While at the ACE Summit in New Orleans, one of the most interesting presentations came from Beth Eckl of the Practice Greenhealth organization.
Practice Greenhealth creates opportunities for discussion not only on sustainability issues, but now that sustainability actually is good business practice. They facilitate these discussions on an ongoing basis.
This was very attractive to Midbrook because our reason for existence is to encourage the proper cleaning of surgical instruments to allow for effective sterilization. Effective sterilization promotes the practice of reusable devices rather than single use devices. Anything we can continue to re-use safely and effectively, not only stays out of the land fills but also decreases the costs of providing quality care.
The key is to make sure the items are cleaned effectively or they cannnot be sterilized. If they are not sterilized then they can spread infection from patient to patient during the procedure.
Washing your hands? Really?
Whenever an article is published on fighting germs and the spread of infection in a healthcare setting, inevitably, the theme of the piece centers around proper hand hygiene. Can we all just assume that as a given?
Let’s put a little more thought into our battle with the killer superbugs like MRSA and C diff. This issue needs a little more creative innovation to test and implement some solutions.
Education and dissemination of what is available on the market now is paramount to spreading the gospel of solid infection prevention practices. The use of anti-microbial copper alloys in place of stainless steel as the material of choice whenever possible is one means of doing more than what is common now.
Identifying residual bacteria after cleaning has been performed on everything from IV poles to surgical instruments will measure what has been accomplished and encourage health care workers to continue to be diligent in their efforts.
Using UV light stations as means of destroying bacteria and spores on everything from stethoscopes, to I-Pads, to charts as they are moved from patient room to patient room.
All of these items are available today. All of them are effective, along with washing your hands.
Now the effort must be made to lobby for implementation of these new arrows for our wickets so all of so our colleagues can have the same chance at success in the battle with superbugs like MRSA.
Cold, rainy weather dampened the night life in the Big Easy, at least for us old guys, but excellent dialogue among leaders in some of the nation’s most prestigious and largest health care systems shone light on how the most progressive systems plan on surviving in the new reality of the Affordable Care Act.
A new reality because the consensus is the act will not be repealed, however, there is hope that revisions will make it livable to a greater degree.
Good news for equipment vendors is that due to the uncertainty surrounding the future of the Affordable Care Act, there was a suspension in new purchases over the past few years. Now, that the landscape is somewhat clearer, there is, in the words of one Health System leader, “a significant appetite over the next 10 years” for replacement equipment.

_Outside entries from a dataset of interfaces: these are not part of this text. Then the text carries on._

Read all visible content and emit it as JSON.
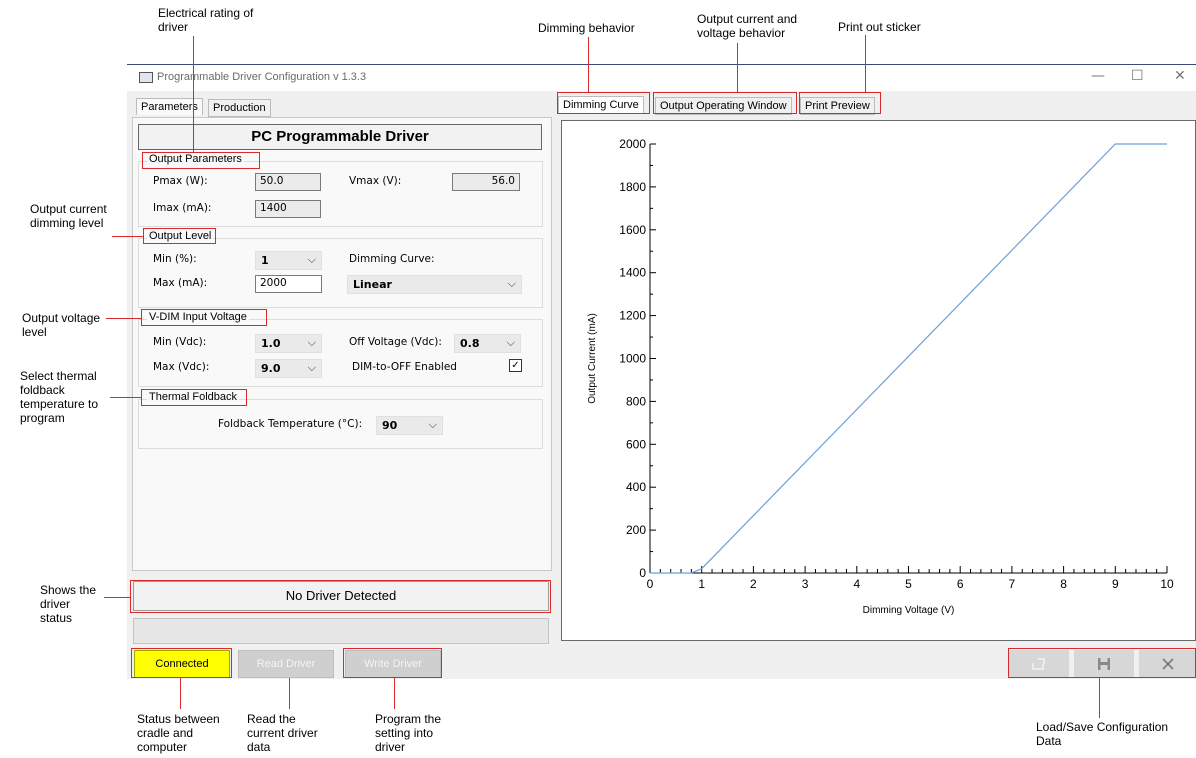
{
  "window": {
    "title": "Programmable Driver Configuration v 1.3.3",
    "minimize": "—",
    "maximize": "☐",
    "close": "✕"
  },
  "left_tabs": [
    "Parameters",
    "Production"
  ],
  "panel_title": "PC Programmable Driver",
  "output_parameters": {
    "title": "Output Parameters",
    "pmax_label": "Pmax (W):",
    "pmax_value": "50.0",
    "vmax_label": "Vmax (V):",
    "vmax_value": "56.0",
    "imax_label": "Imax (mA):",
    "imax_value": "1400"
  },
  "output_level": {
    "title": "Output Level",
    "min_label": "Min (%):",
    "min_value": "1",
    "max_label": "Max (mA):",
    "max_value": "2000",
    "curve_label": "Dimming Curve:",
    "curve_value": "Linear"
  },
  "vdim": {
    "title": "V-DIM Input Voltage",
    "min_label": "Min (Vdc):",
    "min_value": "1.0",
    "max_label": "Max (Vdc):",
    "max_value": "9.0",
    "off_label": "Off Voltage (Vdc):",
    "off_value": "0.8",
    "dim_off_label": "DIM-to-OFF Enabled",
    "dim_off_checked": true
  },
  "thermal": {
    "title": "Thermal Foldback",
    "temp_label": "Foldback Temperature (°C):",
    "temp_value": "90"
  },
  "status": "No Driver Detected",
  "buttons": {
    "connected": "Connected",
    "read": "Read Driver",
    "write": "Write Driver"
  },
  "right_tabs": [
    "Dimming Curve",
    "Output Operating Window",
    "Print Preview"
  ],
  "icons": {
    "load": "load-icon",
    "save": "save-icon",
    "clear": "clear-icon"
  },
  "annotations": {
    "electrical": "Electrical rating of driver",
    "dimming_behavior": "Dimming behavior",
    "output_window": "Output current and voltage behavior",
    "print": "Print out sticker",
    "output_level": "Output current dimming level",
    "voltage_level": "Output voltage level",
    "thermal": "Select thermal foldback temperature to program",
    "driver_status": "Shows the driver status",
    "status_conn": "Status between cradle and computer",
    "read": "Read the current driver data",
    "program": "Program the setting into driver",
    "load_save": "Load/Save Configuration Data"
  },
  "colors": {
    "line": "#6f9fd8",
    "connected_bg": "#ffff00",
    "annotation_box": "#d62b2b"
  },
  "chart_data": {
    "type": "line",
    "xlabel": "Dimming Voltage (V)",
    "ylabel": "Output Current (mA)",
    "xlim": [
      0,
      10
    ],
    "ylim": [
      0,
      2000
    ],
    "x_ticks": [
      0,
      1,
      2,
      3,
      4,
      5,
      6,
      7,
      8,
      9,
      10
    ],
    "y_ticks": [
      0,
      200,
      400,
      600,
      800,
      1000,
      1200,
      1400,
      1600,
      1800,
      2000
    ],
    "series": [
      {
        "x": [
          0,
          0.8,
          1.0,
          9.0,
          10.0
        ],
        "y": [
          0,
          0,
          20,
          2000,
          2000
        ]
      }
    ]
  }
}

The difference today over yesterday however is that replacement of equipment decisions will be made based on the new equipment’s ability to provide quality care and improve the overall patient experience.
With required reporting and non reimbursement for re-admissions, the focus is now two-fold: make sure no harm is done during the initial procedure (i.e. assure no hospital acquired infection is transmitted) and make decisons based on input from clinical engineering in order to develop an equipment replacement strategy with an eye toward making the overall community healthier.